Starting with the first line, output the data exactly through to the end.

Record set →
---*---
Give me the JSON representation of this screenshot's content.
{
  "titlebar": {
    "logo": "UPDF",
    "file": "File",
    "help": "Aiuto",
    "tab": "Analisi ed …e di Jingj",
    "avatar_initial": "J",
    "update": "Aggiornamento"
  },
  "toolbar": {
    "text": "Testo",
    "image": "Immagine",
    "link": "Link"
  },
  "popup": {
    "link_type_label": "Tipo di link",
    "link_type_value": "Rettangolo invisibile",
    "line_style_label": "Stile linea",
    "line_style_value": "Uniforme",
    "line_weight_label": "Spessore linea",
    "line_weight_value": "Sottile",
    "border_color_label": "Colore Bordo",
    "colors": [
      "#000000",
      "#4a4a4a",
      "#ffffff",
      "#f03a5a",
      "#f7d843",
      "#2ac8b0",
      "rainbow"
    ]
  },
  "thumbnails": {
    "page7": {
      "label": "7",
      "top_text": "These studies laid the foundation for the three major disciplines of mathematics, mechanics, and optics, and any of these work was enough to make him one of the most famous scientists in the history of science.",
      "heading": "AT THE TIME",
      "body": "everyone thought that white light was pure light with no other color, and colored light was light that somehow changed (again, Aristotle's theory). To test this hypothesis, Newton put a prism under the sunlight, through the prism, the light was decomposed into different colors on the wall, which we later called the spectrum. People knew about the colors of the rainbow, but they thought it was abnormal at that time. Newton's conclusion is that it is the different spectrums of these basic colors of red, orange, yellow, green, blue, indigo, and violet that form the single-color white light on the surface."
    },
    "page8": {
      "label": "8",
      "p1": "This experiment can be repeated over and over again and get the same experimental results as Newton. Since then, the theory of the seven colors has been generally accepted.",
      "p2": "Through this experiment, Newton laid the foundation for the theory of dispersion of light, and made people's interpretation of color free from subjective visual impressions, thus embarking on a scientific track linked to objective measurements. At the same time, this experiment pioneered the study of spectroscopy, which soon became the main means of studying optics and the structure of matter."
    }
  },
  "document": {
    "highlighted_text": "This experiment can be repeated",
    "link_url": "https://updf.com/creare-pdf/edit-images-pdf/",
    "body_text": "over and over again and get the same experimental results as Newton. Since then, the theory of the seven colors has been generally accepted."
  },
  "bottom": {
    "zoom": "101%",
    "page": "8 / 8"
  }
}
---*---
Solution to the problem →
Give me the JSON representation of this screenshot's content.
{
  "titlebar": {
    "logo": "UPDF",
    "file": "File",
    "help": "Aiuto",
    "tab": "Analisi ed …e di Jingj",
    "avatar_initial": "J",
    "update": "Aggiornamento"
  },
  "toolbar": {
    "text": "Testo",
    "image": "Immagine",
    "link": "Link"
  },
  "popup": {
    "link_type_label": "Tipo di link",
    "link_type_value": "Rettangolo invisibile",
    "line_style_label": "Stile linea",
    "line_style_value": "Uniforme",
    "line_weight_label": "Spessore linea",
    "line_weight_value": "Sottile",
    "border_color_label": "Colore Bordo",
    "colors": [
      "#000000",
      "#4a4a4a",
      "#ffffff",
      "#f03a5a",
      "#f7d843",
      "#2ac8b0",
      "rainbow"
    ]
  },
  "thumbnails": {
    "page7": {
      "label": "7",
      "top_text": "These studies laid the foundation for the three major disciplines of mathematics, mechanics, and optics, and any of these work was enough to make him one of the most famous scientists in the history of science.",
      "heading": "AT THE TIME",
      "body": "everyone thought that white light was pure light with no other color, and colored light was light that somehow changed (again, Aristotle's theory). To test this hypothesis, Newton put a prism under the sunlight, through the prism, the light was decomposed into different colors on the wall, which we later called the spectrum. People knew about the colors of the rainbow, but they thought it was abnormal at that time. Newton's conclusion is that it is the different spectrums of these basic colors of red, orange, yellow, green, blue, indigo, and violet that form the single-color white light on the surface."
    },
    "page8": {
      "label": "8",
      "p1": "This experiment can be repeated over and over again and get the same experimental results as Newton. Since then, the theory of the seven colors has been generally accepted.",
      "p2": "Through this experiment, Newton laid the foundation for the theory of dispersion of light, and made people's interpretation of color free from subjective visual impressions, thus embarking on a scientific track linked to objective measurements. At the same time, this experiment pioneered the study of spectroscopy, which soon became the main means of studying optics and the structure of matter."
    }
  },
  "document": {
    "highlighted_text": "This experiment can be repeated",
    "link_url": "https://updf.com/creare-pdf/edit-images-pdf/",
    "body_text": "over and over again and get the same experimental results as Newton. Since then, the theory of the seven colors has been generally accepted."
  },
  "bottom": {
    "zoom": "101%",
    "page": "8 / 8"
  }
}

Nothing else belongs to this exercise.